Stumbling through situations is a great teacher. I have tried hard to extract lessons from my experiences, including missteps and small victories. Now, with a bit more than two decades of historical perspective, I can begin to put my arms around the bigger picture of this profession–and reflect on what I wish I’d known when I started.
Dear Rhode Island, We’ve been in Rhode Island for a year now, and I thought it was time to write a quick letter to my new home state. So far, it’s been a wonderful experience. From the beaches of South County to Wright’s Dairy Farm — and so much in between — Rhode Island feels like a warm hug.
The chief executive should have skipped the meeting, but attended it, and a group is threatening to leak this information to a major local paper. I mentioned to the chief executive I expected a call from a reporter asking about the meeting; the chief executive was visibly upset. Pausing for a minute, the chief executive had an idea. I should tell the reporter the leaked information was false. “I didn’t attend the meeting” would be the line I was to deliver.
Recently, while searching for a file on my home computer, I stumbled upon a document entitled “Communicate on Purpose.” The title fascinated me, but I admit it rang no bells. Until I opened it.

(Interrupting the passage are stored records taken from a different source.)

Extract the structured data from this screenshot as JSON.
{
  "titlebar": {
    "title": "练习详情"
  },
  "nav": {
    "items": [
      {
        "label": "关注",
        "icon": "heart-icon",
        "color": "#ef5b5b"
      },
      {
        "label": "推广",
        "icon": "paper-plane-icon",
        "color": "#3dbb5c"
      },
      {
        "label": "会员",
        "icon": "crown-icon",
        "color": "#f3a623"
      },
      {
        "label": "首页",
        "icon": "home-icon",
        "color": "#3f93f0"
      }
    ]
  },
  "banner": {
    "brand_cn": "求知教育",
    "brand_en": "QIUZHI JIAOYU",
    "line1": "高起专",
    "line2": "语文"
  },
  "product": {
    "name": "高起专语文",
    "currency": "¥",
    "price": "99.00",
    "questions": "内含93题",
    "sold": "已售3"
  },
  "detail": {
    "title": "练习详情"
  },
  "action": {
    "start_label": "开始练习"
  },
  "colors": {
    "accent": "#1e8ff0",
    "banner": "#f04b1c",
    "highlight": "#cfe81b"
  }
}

Most organizations crave stability. They forecast budgets in one-year increments. They develop multiyear strategies. They invest in the long-term development of employees. But that stability can be threatened in an instant by events beyond their control — including the abrupt loss of their chief executive. It happens every day — from Fox News to aircraft carriers to the local PTA.